Driven by Canadian generic drug makers seeking to narrow patent protection, the doctrine is inconsistent with AIA mandated First to File patent prosecution requirements which compel early applications to assure patent protection for early stage innovation. But often during its development and use the method to accomplish A. is later found to accomplish B as well. In virtually all other patent venues the A. Patent would provide exclusivity protection to its applicability to B. Continue reading Canada’s “Promise Doctrine” to Continue Weakening Patent Reliability
Yesterday at the USPTO I had the privilege of serving on the opening panel of the 12th Annual Advanced Patent Law Institute sponsored by The Texas University School of Law, Antonin Scalia Law School at George Mason University and the USPTO itself. The panel was organized and moderated by Rob Sterne and former CAFC CJ Paul Michel. It included Damon Matteo, Paul Stone, Peter Detkin and Paul Evans, all of whom are prominent, accomplished investors in innovation. Our audience of more than 200 advanced practitioners, judges, and USPTO personnel, included USPTO Director Michelle Lee. For the remainder of the two-day conference, its emphasis would be to sharpen its attendees’ legal skills. But for its first 75 minutes, patent non-investability was the panel’s sobering focus. Continue reading Death by a Single Cut
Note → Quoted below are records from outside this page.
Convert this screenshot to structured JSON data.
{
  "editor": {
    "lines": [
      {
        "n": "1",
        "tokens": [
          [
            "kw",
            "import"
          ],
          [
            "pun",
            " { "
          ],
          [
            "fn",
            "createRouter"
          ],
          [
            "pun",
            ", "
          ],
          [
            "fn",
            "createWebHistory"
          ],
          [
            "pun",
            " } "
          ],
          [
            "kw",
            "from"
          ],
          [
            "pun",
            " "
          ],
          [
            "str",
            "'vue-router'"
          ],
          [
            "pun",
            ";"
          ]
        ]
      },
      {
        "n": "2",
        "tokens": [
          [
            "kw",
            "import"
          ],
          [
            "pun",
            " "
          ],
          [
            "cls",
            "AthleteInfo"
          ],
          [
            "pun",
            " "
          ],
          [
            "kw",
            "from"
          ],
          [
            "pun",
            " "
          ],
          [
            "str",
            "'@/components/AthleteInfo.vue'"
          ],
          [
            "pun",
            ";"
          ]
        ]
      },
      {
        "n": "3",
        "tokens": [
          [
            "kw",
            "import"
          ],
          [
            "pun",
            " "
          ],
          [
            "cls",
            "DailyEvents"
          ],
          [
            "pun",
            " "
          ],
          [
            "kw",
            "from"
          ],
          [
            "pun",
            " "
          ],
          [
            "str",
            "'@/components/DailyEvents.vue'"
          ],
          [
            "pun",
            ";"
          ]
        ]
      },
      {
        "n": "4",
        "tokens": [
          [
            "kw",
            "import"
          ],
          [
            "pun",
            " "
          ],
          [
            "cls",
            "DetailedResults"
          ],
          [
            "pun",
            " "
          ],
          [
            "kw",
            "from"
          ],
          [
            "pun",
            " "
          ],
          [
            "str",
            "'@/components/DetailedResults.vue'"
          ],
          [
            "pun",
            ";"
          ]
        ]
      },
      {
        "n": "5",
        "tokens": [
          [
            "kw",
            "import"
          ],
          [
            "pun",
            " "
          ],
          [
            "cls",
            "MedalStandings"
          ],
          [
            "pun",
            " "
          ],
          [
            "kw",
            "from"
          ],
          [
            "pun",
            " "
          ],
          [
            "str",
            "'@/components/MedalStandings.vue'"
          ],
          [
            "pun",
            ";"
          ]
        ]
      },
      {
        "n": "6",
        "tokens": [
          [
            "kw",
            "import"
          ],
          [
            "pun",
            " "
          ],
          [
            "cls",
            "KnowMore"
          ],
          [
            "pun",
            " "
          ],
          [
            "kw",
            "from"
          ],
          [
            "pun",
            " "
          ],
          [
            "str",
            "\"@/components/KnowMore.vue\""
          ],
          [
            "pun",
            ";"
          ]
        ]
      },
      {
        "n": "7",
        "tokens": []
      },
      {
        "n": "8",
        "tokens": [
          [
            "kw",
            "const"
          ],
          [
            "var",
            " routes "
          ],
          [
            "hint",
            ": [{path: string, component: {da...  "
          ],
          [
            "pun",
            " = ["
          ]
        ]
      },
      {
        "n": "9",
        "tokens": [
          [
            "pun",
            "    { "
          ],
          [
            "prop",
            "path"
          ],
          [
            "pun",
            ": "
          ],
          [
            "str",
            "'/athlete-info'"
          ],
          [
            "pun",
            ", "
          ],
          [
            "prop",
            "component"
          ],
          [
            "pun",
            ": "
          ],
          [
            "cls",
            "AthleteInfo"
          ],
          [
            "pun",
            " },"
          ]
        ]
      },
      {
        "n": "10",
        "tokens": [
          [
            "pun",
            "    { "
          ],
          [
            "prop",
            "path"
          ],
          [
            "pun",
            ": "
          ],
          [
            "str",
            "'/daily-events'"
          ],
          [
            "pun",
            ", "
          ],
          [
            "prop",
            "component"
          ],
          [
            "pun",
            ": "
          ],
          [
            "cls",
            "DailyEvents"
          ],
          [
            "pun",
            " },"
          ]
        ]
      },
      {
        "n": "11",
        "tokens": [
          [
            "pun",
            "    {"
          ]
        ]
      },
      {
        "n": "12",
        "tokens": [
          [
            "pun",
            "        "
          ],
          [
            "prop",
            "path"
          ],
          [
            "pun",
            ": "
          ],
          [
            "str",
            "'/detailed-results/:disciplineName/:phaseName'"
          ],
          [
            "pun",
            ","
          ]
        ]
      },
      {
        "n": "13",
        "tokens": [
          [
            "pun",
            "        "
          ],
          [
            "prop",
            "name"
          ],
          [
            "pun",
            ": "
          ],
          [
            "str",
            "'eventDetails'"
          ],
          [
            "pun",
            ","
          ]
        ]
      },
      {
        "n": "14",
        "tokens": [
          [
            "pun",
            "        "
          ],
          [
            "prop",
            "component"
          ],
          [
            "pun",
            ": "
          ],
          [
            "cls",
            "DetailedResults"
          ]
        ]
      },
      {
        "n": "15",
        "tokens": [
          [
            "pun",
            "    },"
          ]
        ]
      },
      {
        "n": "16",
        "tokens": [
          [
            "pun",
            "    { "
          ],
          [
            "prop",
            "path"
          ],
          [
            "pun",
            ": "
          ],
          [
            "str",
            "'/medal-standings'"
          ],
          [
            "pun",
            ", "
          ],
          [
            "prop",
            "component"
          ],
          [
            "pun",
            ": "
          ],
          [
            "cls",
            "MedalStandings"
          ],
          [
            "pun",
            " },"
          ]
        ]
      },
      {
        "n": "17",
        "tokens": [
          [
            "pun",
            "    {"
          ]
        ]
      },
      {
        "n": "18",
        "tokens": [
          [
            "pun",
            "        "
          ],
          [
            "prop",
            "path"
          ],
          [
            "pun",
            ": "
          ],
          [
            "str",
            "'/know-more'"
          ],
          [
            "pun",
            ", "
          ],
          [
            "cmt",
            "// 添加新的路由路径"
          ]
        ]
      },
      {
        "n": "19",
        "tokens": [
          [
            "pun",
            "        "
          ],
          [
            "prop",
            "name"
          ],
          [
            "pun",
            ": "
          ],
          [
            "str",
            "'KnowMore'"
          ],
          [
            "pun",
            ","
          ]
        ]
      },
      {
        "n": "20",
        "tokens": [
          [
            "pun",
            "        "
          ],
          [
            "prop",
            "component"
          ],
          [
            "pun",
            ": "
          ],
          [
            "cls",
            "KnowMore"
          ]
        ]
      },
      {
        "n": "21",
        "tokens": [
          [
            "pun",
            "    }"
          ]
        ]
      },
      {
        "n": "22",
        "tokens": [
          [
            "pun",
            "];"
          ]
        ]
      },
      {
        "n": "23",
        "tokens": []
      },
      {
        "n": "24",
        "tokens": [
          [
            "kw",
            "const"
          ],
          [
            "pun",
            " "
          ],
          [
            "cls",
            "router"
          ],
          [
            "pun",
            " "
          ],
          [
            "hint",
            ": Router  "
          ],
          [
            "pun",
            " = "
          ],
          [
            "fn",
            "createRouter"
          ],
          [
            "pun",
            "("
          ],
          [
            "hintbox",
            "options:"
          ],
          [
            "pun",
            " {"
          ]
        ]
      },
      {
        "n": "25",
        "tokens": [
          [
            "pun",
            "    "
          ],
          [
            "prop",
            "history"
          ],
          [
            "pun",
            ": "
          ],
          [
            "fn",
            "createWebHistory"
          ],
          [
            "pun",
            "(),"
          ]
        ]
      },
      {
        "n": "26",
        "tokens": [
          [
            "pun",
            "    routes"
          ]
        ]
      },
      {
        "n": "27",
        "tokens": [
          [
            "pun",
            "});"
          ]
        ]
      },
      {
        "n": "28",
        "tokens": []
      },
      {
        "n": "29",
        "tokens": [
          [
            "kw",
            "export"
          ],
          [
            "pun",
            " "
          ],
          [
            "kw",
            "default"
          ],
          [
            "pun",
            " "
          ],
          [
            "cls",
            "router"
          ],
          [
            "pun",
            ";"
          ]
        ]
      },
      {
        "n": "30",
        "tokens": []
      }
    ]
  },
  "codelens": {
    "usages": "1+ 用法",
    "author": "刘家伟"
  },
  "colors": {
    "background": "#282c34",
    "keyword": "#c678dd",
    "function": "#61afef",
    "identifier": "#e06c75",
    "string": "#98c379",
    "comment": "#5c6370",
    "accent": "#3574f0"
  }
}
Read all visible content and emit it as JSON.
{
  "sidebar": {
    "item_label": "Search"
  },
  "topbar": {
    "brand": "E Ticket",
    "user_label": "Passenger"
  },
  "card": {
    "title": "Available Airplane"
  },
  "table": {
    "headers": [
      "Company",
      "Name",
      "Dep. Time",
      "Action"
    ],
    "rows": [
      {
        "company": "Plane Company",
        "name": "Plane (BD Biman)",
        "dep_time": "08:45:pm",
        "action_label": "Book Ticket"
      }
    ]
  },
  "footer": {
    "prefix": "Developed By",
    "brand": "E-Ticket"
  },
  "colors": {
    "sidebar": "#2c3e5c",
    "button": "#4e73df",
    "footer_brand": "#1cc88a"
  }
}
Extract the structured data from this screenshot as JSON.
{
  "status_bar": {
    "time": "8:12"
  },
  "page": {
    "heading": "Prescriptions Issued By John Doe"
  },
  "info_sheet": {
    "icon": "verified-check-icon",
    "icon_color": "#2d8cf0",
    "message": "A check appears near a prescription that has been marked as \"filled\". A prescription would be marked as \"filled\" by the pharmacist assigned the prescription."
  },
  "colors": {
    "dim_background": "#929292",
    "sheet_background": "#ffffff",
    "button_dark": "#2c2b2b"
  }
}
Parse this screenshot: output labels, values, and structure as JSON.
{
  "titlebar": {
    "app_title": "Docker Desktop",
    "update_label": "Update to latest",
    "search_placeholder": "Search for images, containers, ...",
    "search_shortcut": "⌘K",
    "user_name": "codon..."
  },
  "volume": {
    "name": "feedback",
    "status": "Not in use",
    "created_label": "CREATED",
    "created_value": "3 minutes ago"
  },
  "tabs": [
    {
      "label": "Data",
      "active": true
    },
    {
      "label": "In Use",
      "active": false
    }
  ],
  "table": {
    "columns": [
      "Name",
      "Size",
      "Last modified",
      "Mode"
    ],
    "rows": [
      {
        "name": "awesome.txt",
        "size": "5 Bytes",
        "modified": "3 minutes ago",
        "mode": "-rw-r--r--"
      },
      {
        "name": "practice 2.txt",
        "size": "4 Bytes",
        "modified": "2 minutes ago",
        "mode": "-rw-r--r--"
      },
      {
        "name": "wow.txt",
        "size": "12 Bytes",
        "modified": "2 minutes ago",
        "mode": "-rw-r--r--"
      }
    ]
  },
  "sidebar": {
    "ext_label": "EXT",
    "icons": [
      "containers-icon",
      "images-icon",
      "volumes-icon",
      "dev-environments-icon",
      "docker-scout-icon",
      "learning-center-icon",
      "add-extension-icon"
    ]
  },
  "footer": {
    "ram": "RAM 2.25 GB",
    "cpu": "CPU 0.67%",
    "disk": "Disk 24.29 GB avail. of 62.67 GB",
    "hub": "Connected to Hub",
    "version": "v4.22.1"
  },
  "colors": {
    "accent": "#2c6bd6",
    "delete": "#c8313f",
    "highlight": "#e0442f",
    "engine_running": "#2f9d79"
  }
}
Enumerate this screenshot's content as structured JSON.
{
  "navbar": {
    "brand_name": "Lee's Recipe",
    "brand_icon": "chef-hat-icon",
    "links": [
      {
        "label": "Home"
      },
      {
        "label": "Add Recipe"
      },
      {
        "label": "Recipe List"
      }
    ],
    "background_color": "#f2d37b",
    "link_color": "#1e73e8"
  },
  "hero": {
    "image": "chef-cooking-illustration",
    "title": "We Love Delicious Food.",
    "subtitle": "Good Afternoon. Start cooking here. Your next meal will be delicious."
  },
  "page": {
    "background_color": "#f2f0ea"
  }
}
On March 9, 2017, I will be serving on a panel moderated by former Federal Circuit Court CJ Paul Michel and Robert Sterne Esq. at the USPTO. The UT Panel on the Global Patent Landscape is a well-attended, mixed assembly where patent jurists and practitioners gather to consider patent law developments and trends from a more detached and wider vantage point than daily contention with individual cases allows. Wearing my university hat, I will be joined by representative panelists Paul Evans, Paul Stone, Peter Detkin and Damon Matteo each of whom expertly exercises keystone roles in our innovation ecosystem. Sadly, although there are many pressing issues confronting the IP community our panel preparation calls have inevitably focused on one overriding issue.
Inadvertently or not, SCOTUS, Congress, CAFC and PTAB have combined to drape an iron curtain of enforcement cost and uncertainty over patent enforcement, weakening US patents to the point of risk-adjusted irrelevance. For under-resourced patent holders, a growing cohort growing larger with expanding litigation overuse of post grant process, patents’ statutory presumption of validity has become a presumption of non-enforceability. Biopharma interests may still count on patents, but incumbent ICT operating companies whose efficient infringement business model has substantially reduced patent values see their value now only as weapons to preserve global market share and/or as clubs to beat down component product pricing, daring their suppliers to assert. In short U.S. Patents are rapidly losing their critical investment attracting role within our national innovation ecosystem. The question now is what we can do about it? Continue reading Take Back the Rights